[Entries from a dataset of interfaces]
*-*-*
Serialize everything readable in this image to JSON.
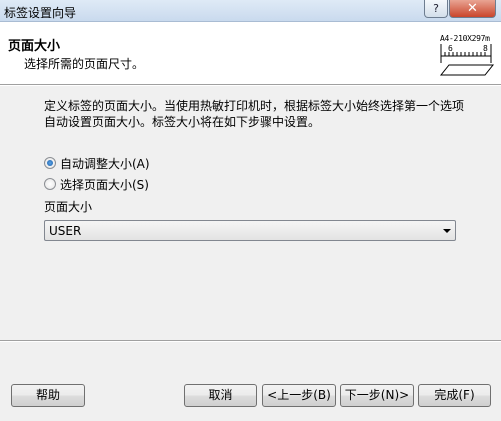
{
  "window": {
    "title": "标签设置向导",
    "help_glyph": "?",
    "close_glyph": "✕"
  },
  "header": {
    "title": "页面大小",
    "subtitle": "选择所需的页面尺寸。",
    "icon_caption": "A4-210X297m",
    "icon_ruler_left": "6",
    "icon_ruler_right": "8"
  },
  "body": {
    "description": "定义标签的页面大小。当使用热敏打印机时，根据标签大小始终选择第一个选项自动设置页面大小。标签大小将在如下步骤中设置。",
    "radio_auto": {
      "label": "自动调整大小(A)",
      "checked": true
    },
    "radio_select": {
      "label": "选择页面大小(S)",
      "checked": false
    },
    "size_label": "页面大小",
    "size_select": {
      "value": "USER"
    }
  },
  "footer": {
    "help": "帮助",
    "cancel": "取消",
    "back": "<上一步(B)",
    "next": "下一步(N)>",
    "finish": "完成(F)"
  }
}
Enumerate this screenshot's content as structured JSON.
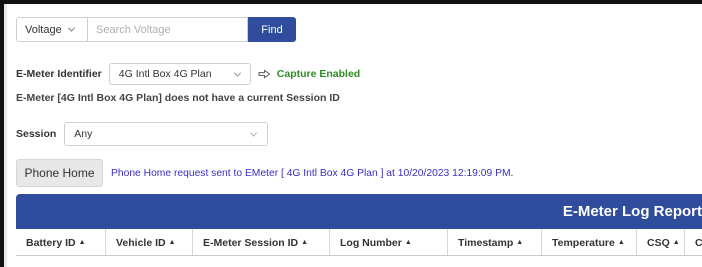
{
  "search": {
    "type_value": "Voltage",
    "placeholder": "Search Voltage",
    "find_label": "Find"
  },
  "emeter": {
    "identifier_label": "E-Meter Identifier",
    "identifier_value": "4G Intl Box 4G Plan",
    "capture_status": "Capture Enabled",
    "session_note": "E-Meter [4G Intl Box 4G Plan] does not have a current Session ID"
  },
  "session": {
    "label": "Session",
    "value": "Any"
  },
  "phone_home": {
    "button_label": "Phone Home",
    "message": "Phone Home request sent to EMeter [ 4G Intl Box 4G Plan ] at 10/20/2023 12:19:09 PM."
  },
  "report": {
    "title": "E-Meter Log Report",
    "columns": [
      {
        "label": "Battery ID",
        "sort": "▲"
      },
      {
        "label": "Vehicle ID",
        "sort": "▲"
      },
      {
        "label": "E-Meter Session ID",
        "sort": "▲"
      },
      {
        "label": "Log Number",
        "sort": "▲"
      },
      {
        "label": "Timestamp",
        "sort": "▲"
      },
      {
        "label": "Temperature",
        "sort": "▲"
      },
      {
        "label": "CSQ",
        "sort": "▲"
      },
      {
        "label": "Cu",
        "sort": ""
      }
    ]
  },
  "colors": {
    "primary": "#2f4d9c",
    "capture_green": "#2e8b25",
    "message_purple": "#3a2ec2"
  },
  "icons": {
    "dropdown": "chevron-down-icon",
    "capture": "arrow-right-icon"
  }
}
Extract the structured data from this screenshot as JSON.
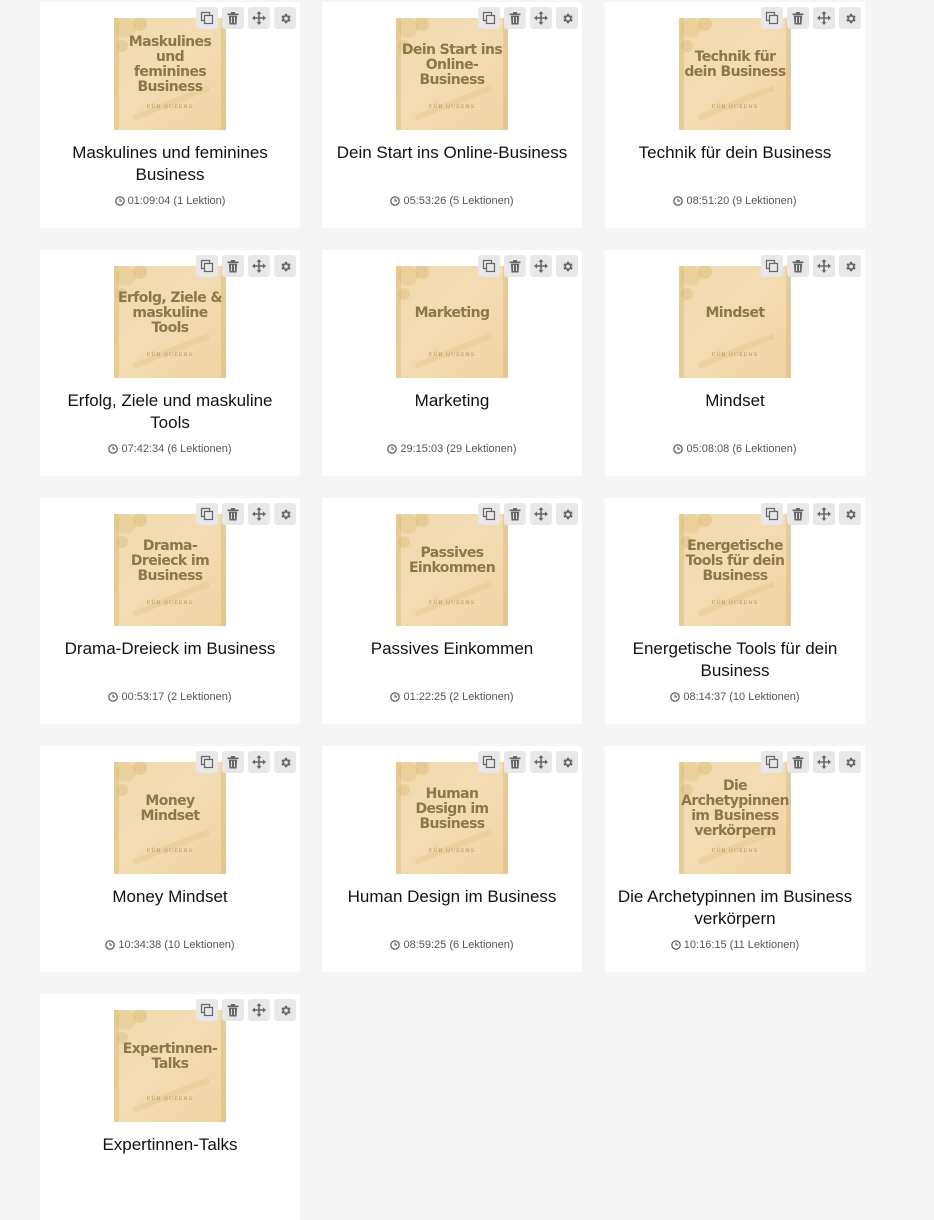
{
  "tool_labels": {
    "copy": "copy-icon",
    "delete": "trash-icon",
    "move": "move-icon",
    "settings": "gear-icon"
  },
  "cover_subtitle": "FÜR QUEENS",
  "courses": [
    {
      "title": "Maskulines und feminines Business",
      "cover": "Maskulines und feminines Business",
      "meta": "01:09:04 (1 Lektion)"
    },
    {
      "title": "Dein Start ins Online-Business",
      "cover": "Dein Start ins Online-Business",
      "meta": "05:53:26 (5 Lektionen)"
    },
    {
      "title": "Technik für dein Business",
      "cover": "Technik für dein Business",
      "meta": "08:51:20 (9 Lektionen)"
    },
    {
      "title": "Erfolg, Ziele und maskuline Tools",
      "cover": "Erfolg, Ziele & maskuline Tools",
      "meta": "07:42:34 (6 Lektionen)"
    },
    {
      "title": "Marketing",
      "cover": "Marketing",
      "meta": "29:15:03 (29 Lektionen)"
    },
    {
      "title": "Mindset",
      "cover": "Mindset",
      "meta": "05:08:08 (6 Lektionen)"
    },
    {
      "title": "Drama-Dreieck im Business",
      "cover": "Drama-Dreieck im Business",
      "meta": "00:53:17 (2 Lektionen)"
    },
    {
      "title": "Passives Einkommen",
      "cover": "Passives Einkommen",
      "meta": "01:22:25 (2 Lektionen)"
    },
    {
      "title": "Energetische Tools für dein Business",
      "cover": "Energetische Tools für dein Business",
      "meta": "08:14:37 (10 Lektionen)"
    },
    {
      "title": "Money Mindset",
      "cover": "Money Mindset",
      "meta": "10:34:38 (10 Lektionen)"
    },
    {
      "title": "Human Design im Business",
      "cover": "Human Design im Business",
      "meta": "08:59:25 (6 Lektionen)"
    },
    {
      "title": "Die Archetypinnen im Business verkörpern",
      "cover": "Die Archetypinnen im Business verkörpern",
      "meta": "10:16:15 (11 Lektionen)"
    },
    {
      "title": "Expertinnen-Talks",
      "cover": "Expertinnen-Talks",
      "meta": ""
    }
  ]
}
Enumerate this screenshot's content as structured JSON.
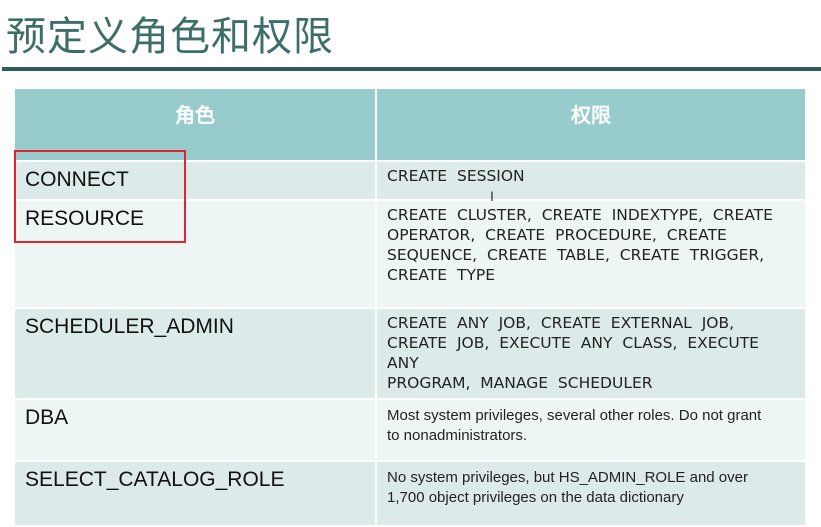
{
  "title": "预定义角色和权限",
  "table": {
    "headers": [
      "角色",
      "权限"
    ],
    "rows": [
      {
        "role": "CONNECT",
        "privileges": [
          "CREATE SESSION"
        ]
      },
      {
        "role": "RESOURCE",
        "privileges": [
          "CREATE CLUSTER, CREATE INDEXTYPE, CREATE",
          "OPERATOR, CREATE PROCEDURE, CREATE",
          "SEQUENCE, CREATE TABLE, CREATE TRIGGER,",
          "CREATE TYPE"
        ]
      },
      {
        "role": "SCHEDULER_ADMIN",
        "privileges": [
          "CREATE ANY JOB, CREATE EXTERNAL JOB,",
          "CREATE JOB, EXECUTE ANY CLASS, EXECUTE ANY",
          "PROGRAM, MANAGE SCHEDULER"
        ]
      },
      {
        "role": "DBA",
        "privileges": [
          "Most system privileges, several other roles. Do not grant",
          "to nonadministrators."
        ]
      },
      {
        "role": "SELECT_CATALOG_ROLE",
        "privileges": [
          "No system privileges, but HS_ADMIN_ROLE and over",
          "1,700 object privileges on the data dictionary"
        ]
      }
    ]
  },
  "colors": {
    "header": "#98cbcb",
    "row_dark": "#dcebea",
    "row_light": "#eef6f5",
    "rule": "#2f5e59",
    "highlight": "#e0262a"
  }
}
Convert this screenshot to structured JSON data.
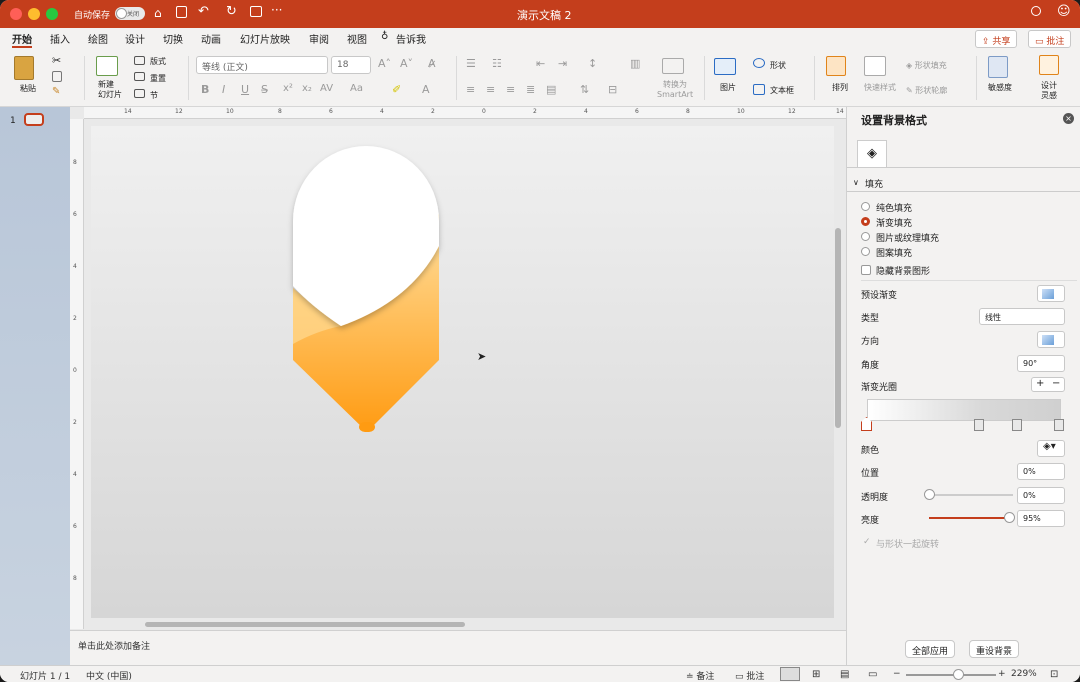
{
  "titlebar": {
    "autosave_label": "自动保存",
    "autosave_state": "关闭",
    "document_title": "演示文稿 2"
  },
  "tabs": [
    "开始",
    "插入",
    "绘图",
    "设计",
    "切换",
    "动画",
    "幻灯片放映",
    "审阅",
    "视图",
    "告诉我"
  ],
  "actions": {
    "share": "共享",
    "comments": "批注"
  },
  "ribbon": {
    "paste": "粘贴",
    "new_slide": "新建\n幻灯片",
    "layout": "版式",
    "reset": "重置",
    "section": "节",
    "font_name": "等线 (正文)",
    "font_size": "18",
    "convert_smartart": "转换为\nSmartArt",
    "picture": "图片",
    "shape": "形状",
    "textbox": "文本框",
    "arrange": "排列",
    "quick_styles": "快速样式",
    "shape_fill": "形状填充",
    "shape_outline": "形状轮廓",
    "sensitivity": "敏感度",
    "designer": "设计\n灵感"
  },
  "thumbnail_number": "1",
  "ruler_top": [
    "14",
    "12",
    "10",
    "8",
    "6",
    "4",
    "2",
    "0",
    "2",
    "4",
    "6",
    "8",
    "10",
    "12",
    "14"
  ],
  "ruler_left": [
    "8",
    "6",
    "4",
    "2",
    "0",
    "2",
    "4",
    "6",
    "8"
  ],
  "notes_placeholder": "单击此处添加备注",
  "format_pane": {
    "title": "设置背景格式",
    "section": "填充",
    "fill_options": [
      "纯色填充",
      "渐变填充",
      "图片或纹理填充",
      "图案填充"
    ],
    "selected_fill": "渐变填充",
    "hide_bg": "隐藏背景图形",
    "preset_gradient": "预设渐变",
    "type_label": "类型",
    "type_value": "线性",
    "direction_label": "方向",
    "angle_label": "角度",
    "angle_value": "90°",
    "stops_label": "渐变光圈",
    "color_label": "颜色",
    "position_label": "位置",
    "position_value": "0%",
    "transparency_label": "透明度",
    "transparency_value": "0%",
    "transparency_level": 0,
    "brightness_label": "亮度",
    "brightness_value": "95%",
    "brightness_level": 0.95,
    "rotate_with_shape": "与形状一起旋转",
    "apply_all": "全部应用",
    "reset_bg": "重设背景"
  },
  "status": {
    "slide_counter": "幻灯片 1 / 1",
    "language": "中文 (中国)",
    "notes": "备注",
    "comments": "批注",
    "zoom": "229%"
  },
  "colors": {
    "accent": "#c43e1c",
    "shape_top": "#ffd98a",
    "shape_bottom": "#ff9d14"
  }
}
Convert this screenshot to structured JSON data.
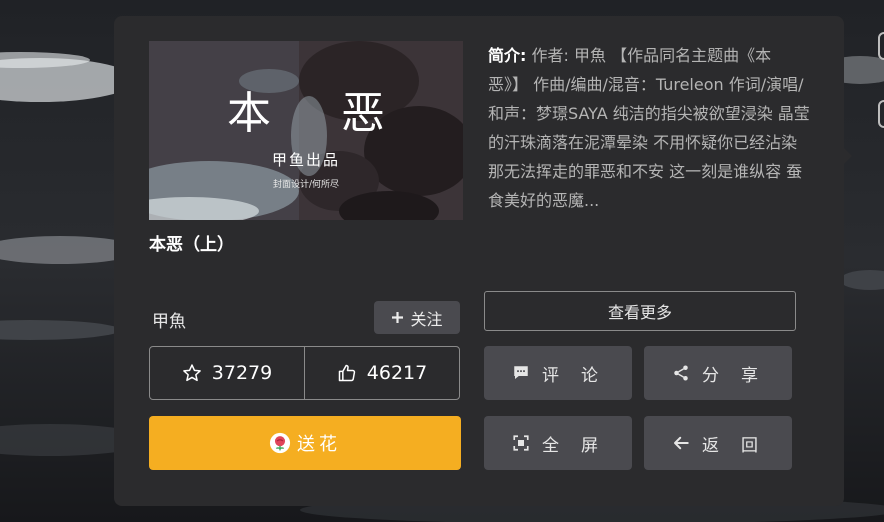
{
  "cover": {
    "title": "本 恶",
    "subtitle": "甲鱼出品",
    "credit": "封面设计/何所尽"
  },
  "work": {
    "title": "本恶（上）",
    "intro_label": "简介:",
    "intro_text": "作者: 甲魚 【作品同名主题曲《本恶》】 作曲/编曲/混音：Tureleon 作词/演唱/和声：梦璟SAYA 纯洁的指尖被欲望浸染 晶莹的汗珠滴落在泥潭晕染 不用怀疑你已经沾染 那无法挥走的罪恶和不安 这一刻是谁纵容 蚕食美好的恶魔..."
  },
  "author": {
    "name": "甲魚",
    "follow_label": "关注"
  },
  "buttons": {
    "more": "查看更多",
    "comment": "评论",
    "share": "分享",
    "fullscreen": "全屏",
    "back": "返回",
    "flower": "送花"
  },
  "stats": {
    "favorites": "37279",
    "likes": "46217"
  },
  "colors": {
    "panel": "#2b2b2d",
    "accent": "#f5ae21",
    "button": "#4a4a4f"
  },
  "icons": [
    "plus-icon",
    "star-icon",
    "thumbs-up-icon",
    "flower-icon",
    "comment-icon",
    "share-icon",
    "fullscreen-icon",
    "arrow-left-icon"
  ]
}
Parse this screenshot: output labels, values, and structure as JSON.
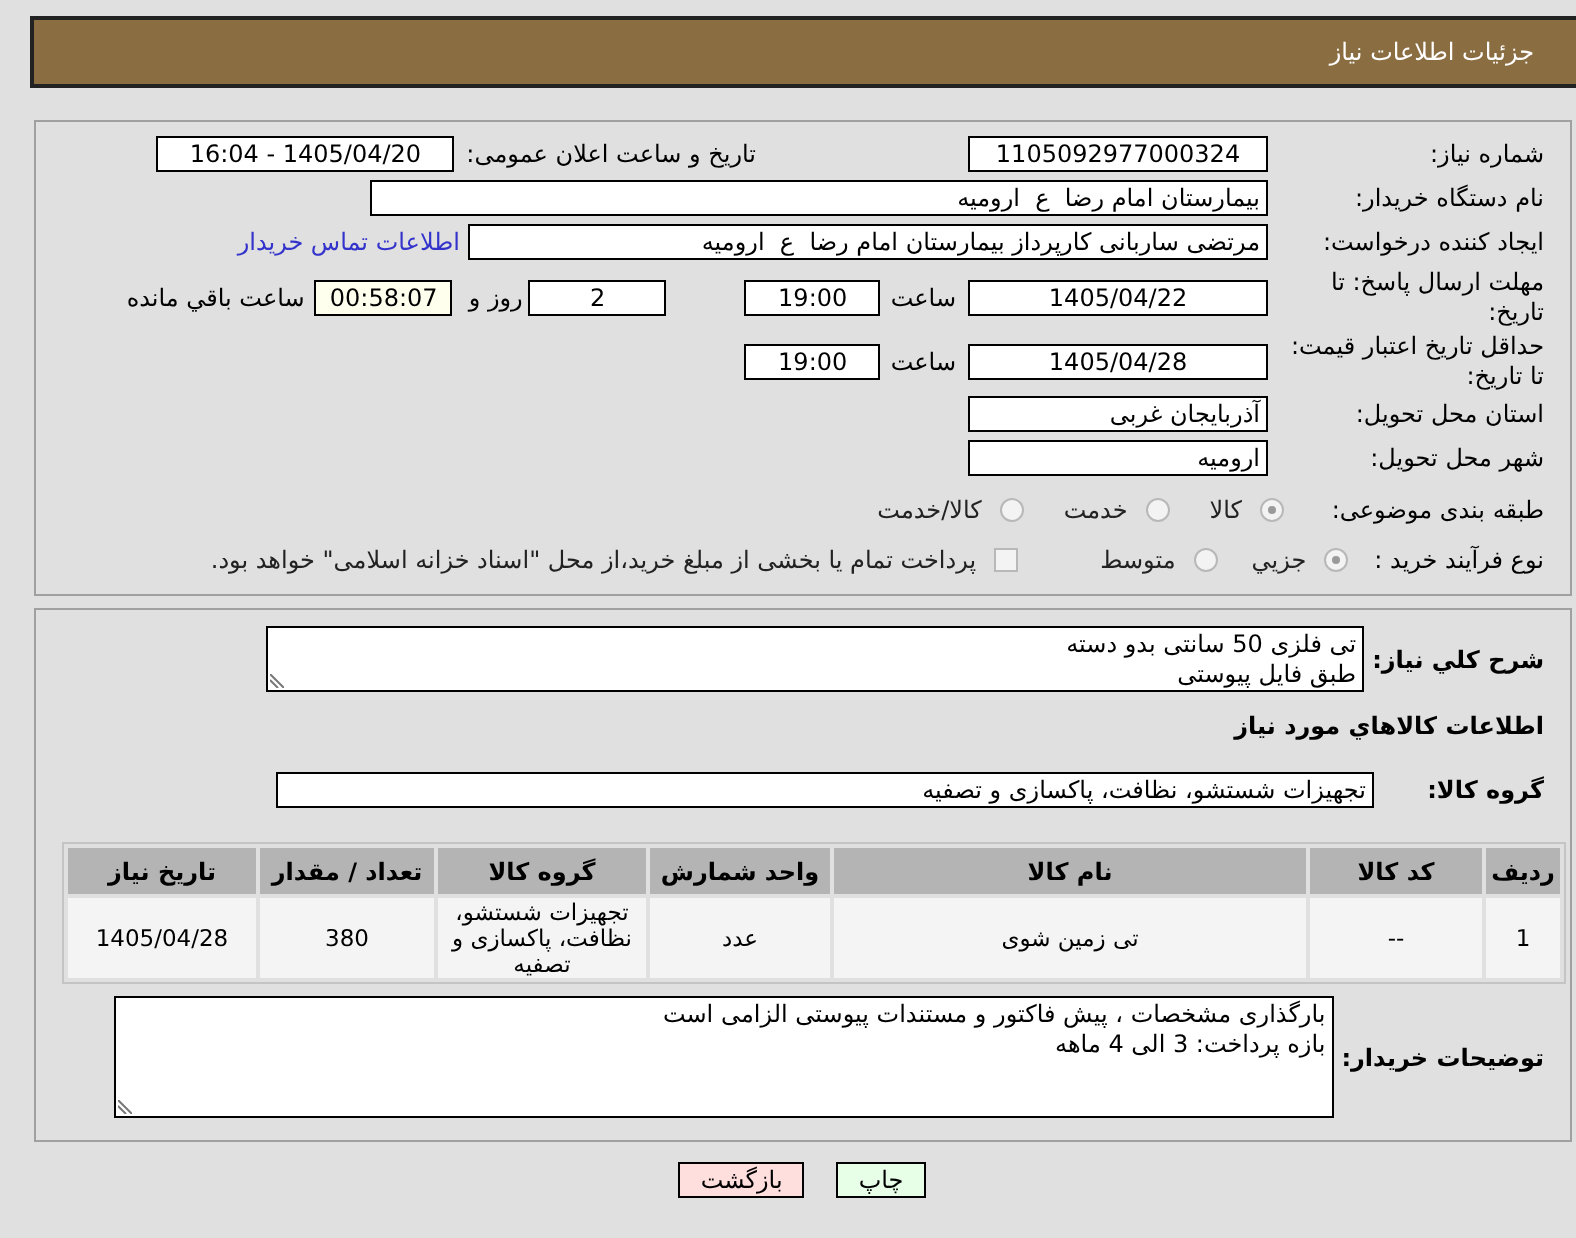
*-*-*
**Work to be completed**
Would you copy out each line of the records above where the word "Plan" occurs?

**Answer space**
    "identifier_value": "4G Intl Box 4G Plan",
    "session_note": "E-Meter [4G Intl Box 4G Plan] does not have a current Session ID"
    "message": "Phone Home request sent to EMeter [ 4G Intl Box 4G Plan ] at 10/20/2023 12:19:09 PM."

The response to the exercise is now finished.